Oh, and then there are the insider trading tips too.
As to this bill, it's a shame. I don't think there's a politician out there who understands B.F. Skinner.
Seriously, people need to understand that unless you are reasonably famous, people care way less about what you say than what you do. That means money. Don't give it to people and companies you don't like. Give it to people and companies you do like.
Oh and for the love of god, don't argue for silly "campaign finance" laws that restrict our ability to donate to politicians. I guarantee these large companies with armies of lawyers and lobbyists will be way more adept at finding loopholes than we the average people will be. It silences us way more than them.
Rather, you should focus your ire and spending practices on the congress people that agreed to leave the CBM out of the legislation. They care more about what you think or care about.
Or give your money to folks like the EFF that will use their lobbying power to counterweight these other folks.
Or rather.. do both; do anything we can..
Boycoting the products its also a good idea.. a very good one.. if we can get a "anti-patent" conscious citizen the same way we do with the green conscience..
The companies will fall faster, less money to spend in lobbies.. so why not?
Looking through the list of P&G brands, I can say that I haven't bought anything from them in years, even when I lived in the US.
I do agree though that boycotting every company that engages in questionable behavior would be near impossible. It's better to change the system, but if in the meantime you can avoid giving money to the most heinous companies then why not?
Hint: You've already said it.
If you buy store generic-equivalents, its quite likely your money is going to exactly the same major corporation as the name brand in pretty much the same quantity (after deducting that the part that the major corporation would be paying to marketing/advertising firms to market the name brand.)
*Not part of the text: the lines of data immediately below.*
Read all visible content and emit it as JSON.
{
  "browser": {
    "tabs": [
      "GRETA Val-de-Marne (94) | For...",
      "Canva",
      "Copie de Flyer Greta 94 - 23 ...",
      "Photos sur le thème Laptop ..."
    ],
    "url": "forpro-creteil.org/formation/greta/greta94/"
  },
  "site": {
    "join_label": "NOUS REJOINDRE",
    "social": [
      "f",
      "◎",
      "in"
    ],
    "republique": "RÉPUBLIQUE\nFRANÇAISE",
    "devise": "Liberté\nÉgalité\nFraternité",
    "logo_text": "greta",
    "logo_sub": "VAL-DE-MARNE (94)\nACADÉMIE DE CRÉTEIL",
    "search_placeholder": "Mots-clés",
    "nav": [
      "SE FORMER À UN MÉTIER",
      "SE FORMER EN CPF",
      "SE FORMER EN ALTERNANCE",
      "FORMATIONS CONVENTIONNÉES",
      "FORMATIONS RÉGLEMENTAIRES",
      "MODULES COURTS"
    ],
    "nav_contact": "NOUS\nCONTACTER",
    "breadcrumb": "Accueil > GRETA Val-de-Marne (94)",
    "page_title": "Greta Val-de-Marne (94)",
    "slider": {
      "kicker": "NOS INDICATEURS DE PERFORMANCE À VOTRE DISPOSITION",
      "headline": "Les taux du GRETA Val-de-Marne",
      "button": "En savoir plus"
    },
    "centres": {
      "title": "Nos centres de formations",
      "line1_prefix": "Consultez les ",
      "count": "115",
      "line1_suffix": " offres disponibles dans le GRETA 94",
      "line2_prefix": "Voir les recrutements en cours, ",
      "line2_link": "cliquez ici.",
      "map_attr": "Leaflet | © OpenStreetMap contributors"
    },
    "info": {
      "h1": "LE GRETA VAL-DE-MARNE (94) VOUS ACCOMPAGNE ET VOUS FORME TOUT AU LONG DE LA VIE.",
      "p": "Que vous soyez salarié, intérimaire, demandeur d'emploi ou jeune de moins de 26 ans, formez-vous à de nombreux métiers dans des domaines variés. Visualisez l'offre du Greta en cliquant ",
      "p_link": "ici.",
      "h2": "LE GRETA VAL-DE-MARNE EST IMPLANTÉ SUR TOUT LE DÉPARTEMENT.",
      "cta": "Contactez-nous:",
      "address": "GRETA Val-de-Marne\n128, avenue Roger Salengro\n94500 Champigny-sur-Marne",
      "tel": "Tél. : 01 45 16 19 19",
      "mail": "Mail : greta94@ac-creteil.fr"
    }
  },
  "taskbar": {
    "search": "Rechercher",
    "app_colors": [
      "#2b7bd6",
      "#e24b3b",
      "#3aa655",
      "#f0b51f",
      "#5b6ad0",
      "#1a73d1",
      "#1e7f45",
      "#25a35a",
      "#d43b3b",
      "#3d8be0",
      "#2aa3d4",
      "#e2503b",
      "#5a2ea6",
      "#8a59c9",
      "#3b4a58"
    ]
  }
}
So, while it saves you money, it may not be as effective a boycott technique as you think. Unless your boycott target is the advertising industry.
The fact of the matter is that Procter and Gamble doesn't need to "bribe" any politicians to get favorable legislation. They just have to call up a Congressman and say: "hey, we have tens of thousands of workers in your state, it would be a shame if anything happened to them."
I dropped mine last year over their copyright policies.
The only one left is Windows 7, which I can't wait to get rid of in 2-3 years, once either Ubuntu or Android come into their own as more mature mainstream operating systems.
Ubuntu has continues to improve in polish, stability and usability since then. There's no reason for you not to start making the jump now.
My recommendation is to start by replacing the applications on your Windows machine with cross-platform FOSS equivalents, if you haven't already. That way, the OS transition will be a lot easier because you will already be familiar with the software.
edit: p.s. I'm using Linux since about 97 and as primary system since sometime from mid-2000's.
This comment was brought to you by the year 2006 and the letter Q.
Except you can't afford to live in high-cost cities if your savings is only 1 mil and you want to retire on that in your thirties.
I've already decided not to renew my MAPS and MSDN subs again in December thanks to the epic crack smoking going on.
My point, is you can find something to hate about every company or group of people.
Why so much hate?
Did IBM become a legislator? Who cares if they oppose the bill or not if that's the right bill to make?
Worth watching: http://www.ustream.tv/channel/hclive02
IP Lawyers, patent clerks look at the claims and see difference. Claims have two functions. Public notice and kind of a "patent scope" of applicability. It's all very obtuse and would not be very easy I think to attach semantics via ML alone.
There have been some crowdsource attempts: http://peertopatent.org https://www.articleonepartners.com
OK, so go on the record as opposing it.
(deleted)??? no free speech on HN eh?
He still did not comment on his Monsanto investment shenanigans.